What is your main area of research?
My main area of research is the cellular and circuit basis of learning and memory, which is, to understand the functional and structural changes that occur in neurons and the circuits that these neurons form, after learning occurs. I am particularly interested in investigating local GABAergic interneurons in a brain region called the basolateral amygdala complex, and the role these interneurons play in processing memories. These GABAergic interneurons within the amygdala are very diverse.
Populations of interneurons vary from each other in their shape, physiological properties, neurochemical profile and also in their function, but not much was known about how this diversity of interneurons gives rise to amygdala function. The basolateral amygdala is intimately involved in the formation of memories that have an ‘emotional charge’ to them.
Why did you decide to investigate this fascinating part of the brain?
Right from my childhood, I was curious about why some memories are strong, like my memory of the times I spent with my grandfather (who, I was told much later on, was suffering from dementia at that time) and why some memories are labile, like the information I learned from my school physics textbook. Joining Prof. Sah’s lab for my PhD at the University of Queensland, provided me with a platform, and an opportunity to ask these scientific questions. This is where I started studying the basolateral amygdala, and the circuitry that is involved in the formation of emotional memories.

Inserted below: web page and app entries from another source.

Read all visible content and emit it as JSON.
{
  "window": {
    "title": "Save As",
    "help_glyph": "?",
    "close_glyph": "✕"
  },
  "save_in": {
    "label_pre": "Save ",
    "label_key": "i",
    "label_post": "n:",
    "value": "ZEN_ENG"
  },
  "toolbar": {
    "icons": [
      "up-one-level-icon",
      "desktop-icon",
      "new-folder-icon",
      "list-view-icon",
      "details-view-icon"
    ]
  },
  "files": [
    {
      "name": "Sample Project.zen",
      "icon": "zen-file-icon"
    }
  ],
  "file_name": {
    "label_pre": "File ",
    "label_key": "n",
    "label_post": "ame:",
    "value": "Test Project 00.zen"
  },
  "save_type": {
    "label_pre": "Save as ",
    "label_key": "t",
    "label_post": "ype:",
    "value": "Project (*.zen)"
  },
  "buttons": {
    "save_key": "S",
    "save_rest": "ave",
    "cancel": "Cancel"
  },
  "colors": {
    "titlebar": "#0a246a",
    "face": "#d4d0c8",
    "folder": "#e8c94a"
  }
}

The basolateral amygdala is really fascinating! It is like a brain within the brain. This is a relatively small brain region and it can be divided into the lateral amygdala and the basal amygdala. It receives both unprocessed and processed sensory information from most sensory sources, information about the internal state of the body, and about pain. In addition, it also receives inputs from various modulatory brain systems including the monoamine system and peptide hormone system. In a way, the amygdala is perfectly positioned to associate a wide variety of sensory experiences with an emotion like joy, love, fear and desire.
Is the amygdala the only region of the brain involved in fear learning?
A physiological, synaptic and circuit process called long term potentiation has been widely considered to be the most compelling cellular correlate for the formation of different kinds of memory. This process occurs in various brain regions, including the sensory cortices, and of particular interest is the brain region called the hippocampus.
The hippocampus is involved in the formation of memories that are related to context: time and place. For example, when you go to a park, you collect information regarding the number of trees in a patch of the park that you are sitting in:
What kind of tree are they?
What is the colour of their leaves?
Are there other people in the park?
How long were you in the park?
That information is processed in the entorhinal cortex-hippocampus circuits. Apart from this, memories are often stored in other cortical regions. We know this from the famous patient, H.M. who had a part of his hippocampus and amygdala removed due to a debilitating brain condition. Even though he could not make lasting new memories, the memory of his childhood remained intact.
The frontal cortex is especially known to be involved in the formation and modulation of emotional memories, including fear learning.
What were the key findings from the study?
One of the key experimental paradigms that is commonly used to study amygdala-dependent emotional memory formation is called auditory fear conditioning. An animal is trained to make an association between a neutral sound cue and an aversive stimulus like a foot shock, such that after the association of these two independent stimuli, the mice shows aversive responses to the neutral auditory cue.
GABAergic interneurons within the basolateral amygdala are known to play a crucial role in this process, but what type of interneurons from the existing diversity of cells are recruited in this memory process, and what inputs mediate this process, was vastly unknown. In this study, we showed that interneurons in the BLA were at least 6 different physiological types.
Using cutting edge tools in optogenetics, we have shown these 6 classes of interneurons receive auditory inputs from the two auditory regions of the brain, which send unprocessed and processed auditory information to the amygdala, the medial geniculate nucleus of the thalamus, and the auditory cortex respectively. The key result of this study is that interneurons within the lateral amygdala and the basal amygdala have a different composition of excitatory receptors and receive auditory inputs at different strengths. Interestingly, only one population of interneurons in the lateral amygdala, which lacks GRIN2B-type NMDA receptors, were able to undergo long term potentiation, whereas none of the interneurons in the basal amygdala exhibited the ability to undergo long term potentiation.
Why do you believe this research is important?
Our data suggests that interneuron populations within the lateral amygdala and the basal amygdala are differentially recruited during auditory fear conditioning and perform distinct roles during associative learning. This drives the point home that the basolateral amygdala should not be considered to be a single functionally uniform brain region if we want to achieve a full understanding of the neural circuits that mediate emotional learning.